Tuesday, July 28, 2009

Only the Lonely

Is Friends Replacing Friends? Okay, so the reference is out of date, but the latest Scientific American reports on research that TV can lower feelings of loneliness. Researchers from the University of Buffalo and Miami University reported in Journal of Experimental Social Psychology that people who feel lonely feel less lonely while watching their favorite show. They attribute this to a "social surrogacy" effect, with people forming one-sided "relationships" with people and characters on TV and becoming invested in their lives.

I can say that a lot of the shows I have liked had charismatic and memorable characters, from cartoon to reality shows. I watched a lot of TV after school in middle school after I got too old to play Barbies with the neighbor girl across the street. Sometimes, when my parents were away, I just left it on to have someone talking in the background. In contrast, I watched next to no TV in college when I was surrounded by people 24/7.

These authors are building on a long line of media research that shows people treat a lot of things like human beings. In school, we read The Media Equation: How People Treat Computers, Television, and New Media Like Real People and Places by Byron Reeves and Clifford Nass. The book didn't focus on loneliness, but pointed to 35 studies that showed we have not yet evolved past treating pixels like human beings.

So this study feels right to me. But I still have to wonder, is it the characters on the show, or is it the act of watching TV that alleviates loneliness? I'd like to suggest some follow-up experiments to tease this out:
  • Would people feel less lonely if they watched a nature documentary?
  • If it was a documentary without discernible characters, would it make a difference if the show was narrated or not? In other words, is it enough just to have someone talking? Would it even matter if that narration was in their native language, versus one they were unfamiliar with?
  • Would a show about sociopathic characters, like The Shield or The Sopranos, be more effective than one about a group of friends, like, well, Friends? What about a show that only showed people's work roles without any major story arc, not their personal lives, like Law & Order?
  • What if the show had characters, but they were animals, such as Meerkat Manor? The meerkats had personalities and social and family crises, but didn't talk.
  • What if they watched a new show with characters, rather than a show they liked?
  • What about other media: a non-fiction book? a personal blog? a vlog on YouTube?
My guess is that there would be a range of responses to each of these categories depending on how realistic it might be that this character could exist in real life and how likeable they were. If characters do turn out to be key, TV series creators might turn to this type of research to see what might make a compelling show--and in fact, USA Network has done something terribly similar--it turns out their "Characters Welcome" tag line is not just part of their brand, it is their strategy for producing hits. According to a recent Newsweek article, CEO Bonnie Hammer and her team determine whether they will sign a series based on whether it is "blue sky," "aspirational," "fun," and "character-centric"--all the characteristics of their first recent hit, Monk. So far, it's been a winning strategy.

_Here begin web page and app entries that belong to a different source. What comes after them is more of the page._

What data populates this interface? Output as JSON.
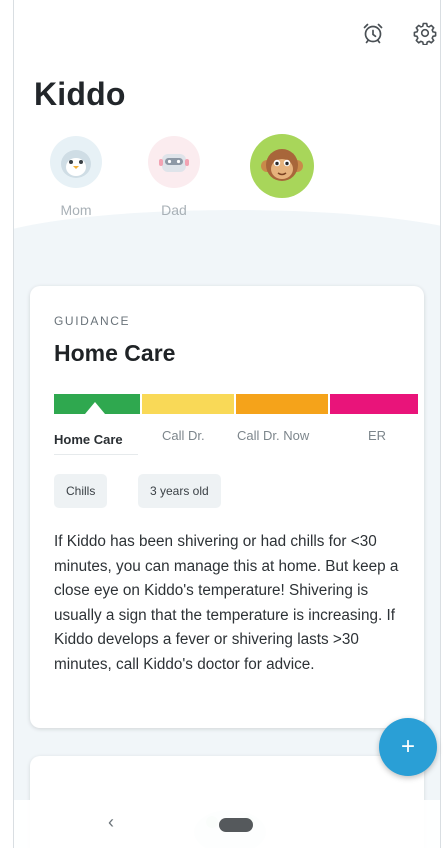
{
  "header": {
    "title": "Kiddo",
    "alarm_icon": "alarm-clock-icon",
    "settings_icon": "gear-icon"
  },
  "profiles": [
    {
      "label": "Mom",
      "icon": "penguin-avatar",
      "color": "#e7f1f6"
    },
    {
      "label": "Dad",
      "icon": "robot-avatar",
      "color": "#fbecef"
    },
    {
      "label": "",
      "icon": "monkey-avatar",
      "color": "#a8d65a"
    }
  ],
  "card": {
    "eyebrow": "GUIDANCE",
    "title": "Home Care",
    "levels": [
      {
        "label": "Home Care",
        "color": "#2fa84f",
        "active": true
      },
      {
        "label": "Call Dr.",
        "color": "#f9d957",
        "active": false
      },
      {
        "label": "Call Dr. Now",
        "color": "#f5a31a",
        "active": false
      },
      {
        "label": "ER",
        "color": "#e9147a",
        "active": false
      }
    ],
    "tags": [
      "Chills",
      "3 years old"
    ],
    "body": "If Kiddo has been shivering or had chills for <30 minutes, you can manage this at home. But keep a close eye on Kiddo's temperature! Shivering is usually a sign that the temperature is increasing. If Kiddo develops a fever or shivering lasts >30 minutes, call Kiddo's doctor for advice."
  },
  "fab": {
    "label": "+"
  },
  "nav": {
    "back": "‹"
  },
  "colors": {
    "accent": "#2a9fd6",
    "background": "#f1f6f9"
  }
}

But enough tips to the marketers--the fact is that Americans have become more and more isolated and this study helps to confirm that TV is part of the problem--after a long commute and a longer day at work, it can be easier to pick up the remote than the phone.

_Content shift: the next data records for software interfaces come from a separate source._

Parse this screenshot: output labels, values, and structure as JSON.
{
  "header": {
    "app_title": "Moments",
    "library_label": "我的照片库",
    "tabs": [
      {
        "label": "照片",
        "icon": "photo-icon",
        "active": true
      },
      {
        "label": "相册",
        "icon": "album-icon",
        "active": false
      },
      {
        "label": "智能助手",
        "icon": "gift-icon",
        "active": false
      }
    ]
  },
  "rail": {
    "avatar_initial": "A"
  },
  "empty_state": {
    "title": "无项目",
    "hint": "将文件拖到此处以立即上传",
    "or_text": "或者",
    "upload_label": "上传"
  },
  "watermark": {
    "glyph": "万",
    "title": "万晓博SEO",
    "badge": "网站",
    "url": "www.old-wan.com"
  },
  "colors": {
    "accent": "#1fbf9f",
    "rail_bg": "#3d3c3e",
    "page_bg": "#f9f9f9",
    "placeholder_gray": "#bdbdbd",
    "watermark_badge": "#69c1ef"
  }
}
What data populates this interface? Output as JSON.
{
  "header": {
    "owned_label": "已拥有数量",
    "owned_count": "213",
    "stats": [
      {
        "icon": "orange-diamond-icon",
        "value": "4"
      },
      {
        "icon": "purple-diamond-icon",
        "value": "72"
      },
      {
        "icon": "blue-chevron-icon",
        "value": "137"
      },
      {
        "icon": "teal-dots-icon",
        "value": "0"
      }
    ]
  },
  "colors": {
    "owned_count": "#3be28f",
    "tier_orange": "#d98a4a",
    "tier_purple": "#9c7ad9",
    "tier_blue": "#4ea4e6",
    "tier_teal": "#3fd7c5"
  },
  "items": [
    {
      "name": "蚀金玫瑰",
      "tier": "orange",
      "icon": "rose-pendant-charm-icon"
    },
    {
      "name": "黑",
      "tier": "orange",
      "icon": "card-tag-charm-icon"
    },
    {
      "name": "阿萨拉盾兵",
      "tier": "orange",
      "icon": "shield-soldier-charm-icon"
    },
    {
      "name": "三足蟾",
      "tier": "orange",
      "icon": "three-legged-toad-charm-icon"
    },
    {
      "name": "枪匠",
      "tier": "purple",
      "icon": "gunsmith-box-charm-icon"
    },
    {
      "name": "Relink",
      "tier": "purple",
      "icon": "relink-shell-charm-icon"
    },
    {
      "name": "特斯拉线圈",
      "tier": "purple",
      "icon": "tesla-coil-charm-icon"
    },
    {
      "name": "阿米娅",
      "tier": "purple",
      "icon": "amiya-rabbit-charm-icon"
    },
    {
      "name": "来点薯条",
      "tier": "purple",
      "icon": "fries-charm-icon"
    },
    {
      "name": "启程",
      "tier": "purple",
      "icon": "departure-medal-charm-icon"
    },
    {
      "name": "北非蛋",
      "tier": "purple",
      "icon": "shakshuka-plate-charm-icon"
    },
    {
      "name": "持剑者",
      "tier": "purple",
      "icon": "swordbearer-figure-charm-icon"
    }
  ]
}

Luckily, research by Barry Wellman at the University of Toronto shows that the internet can help people reconnect and stay in touch with people. Wellman was one of several authors on a 2006 research study by the Pew Internet and American Life Project, which found that
"...research is showing that the internet is not destroying relationships or causing people to be anti-social. To the contrary, the internet is enabling people to maintain existing ties, often to strengthen them, and at times to forge new ties. The time that most people spend online reduces the time they spend on the relatively unsocial activities of watching TV and sleeping. Moreover, the relationships maintained through online communication only rarely are with an entirely new set of individuals who live far away. Instead, a large amount of the communication that takes place online is with the same set of friends and family who are also contacted in person and by phone. This is especially true for socially close relationships — the more close friends and family are seen in person, the more they are contacted by email.
I have to say that for the last year, surfing the internet and blogging replaced TV as my drug of choice and was probably just as isolating. At the beginning of this year, I decided to stop blogging so heavily and instead join Facebook. Sure, part of it was for professional reasons (I'm working on a collaboration environment that will incorporate social networking in it's next major release) but it was also to make sure I kept in touch with people, and in large part, it's worked--casual talk online turns into dinner or lunch plans.

So if you found this blog because you're trying to quit TV, my best advice would be to stop reading this blog and get into an online network. As for me, I'll do my best to write to people I know, rather than this blog.

No comments:

Copyright 2008